## About this task
Find the lines of the listing that contain the string "Demo", and return them.

## Extracted material
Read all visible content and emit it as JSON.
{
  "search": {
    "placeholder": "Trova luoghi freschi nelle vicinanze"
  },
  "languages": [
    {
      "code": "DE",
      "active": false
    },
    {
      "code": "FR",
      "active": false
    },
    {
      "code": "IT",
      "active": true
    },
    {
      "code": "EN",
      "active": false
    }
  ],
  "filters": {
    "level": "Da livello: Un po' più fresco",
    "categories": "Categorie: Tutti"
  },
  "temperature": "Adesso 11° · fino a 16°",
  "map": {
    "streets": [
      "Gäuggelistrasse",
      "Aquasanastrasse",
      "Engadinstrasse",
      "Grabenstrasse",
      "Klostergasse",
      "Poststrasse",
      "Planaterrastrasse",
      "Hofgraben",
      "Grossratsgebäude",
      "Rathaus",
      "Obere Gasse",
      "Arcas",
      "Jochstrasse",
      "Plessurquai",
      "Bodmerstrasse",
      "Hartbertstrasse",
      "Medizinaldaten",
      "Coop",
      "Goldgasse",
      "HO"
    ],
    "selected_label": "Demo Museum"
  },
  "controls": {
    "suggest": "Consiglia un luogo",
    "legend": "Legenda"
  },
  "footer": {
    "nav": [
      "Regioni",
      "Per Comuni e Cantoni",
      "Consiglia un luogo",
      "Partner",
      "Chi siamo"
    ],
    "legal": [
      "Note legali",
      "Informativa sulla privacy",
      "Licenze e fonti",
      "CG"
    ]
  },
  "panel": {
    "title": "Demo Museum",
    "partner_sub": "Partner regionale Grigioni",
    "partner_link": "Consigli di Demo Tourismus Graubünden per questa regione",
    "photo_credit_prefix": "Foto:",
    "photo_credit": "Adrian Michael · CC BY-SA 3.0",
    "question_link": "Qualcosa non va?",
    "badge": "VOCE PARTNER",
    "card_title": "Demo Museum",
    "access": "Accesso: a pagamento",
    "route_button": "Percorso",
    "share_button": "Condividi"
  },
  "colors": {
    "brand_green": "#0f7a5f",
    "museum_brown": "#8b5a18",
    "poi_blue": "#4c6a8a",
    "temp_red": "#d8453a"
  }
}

## Task output
    "selected_label": "Demo Museum"
    "title": "Demo Museum",
    "partner_link": "Consigli di Demo Tourismus Graubünden per questa regione",
    "card_title": "Demo Museum",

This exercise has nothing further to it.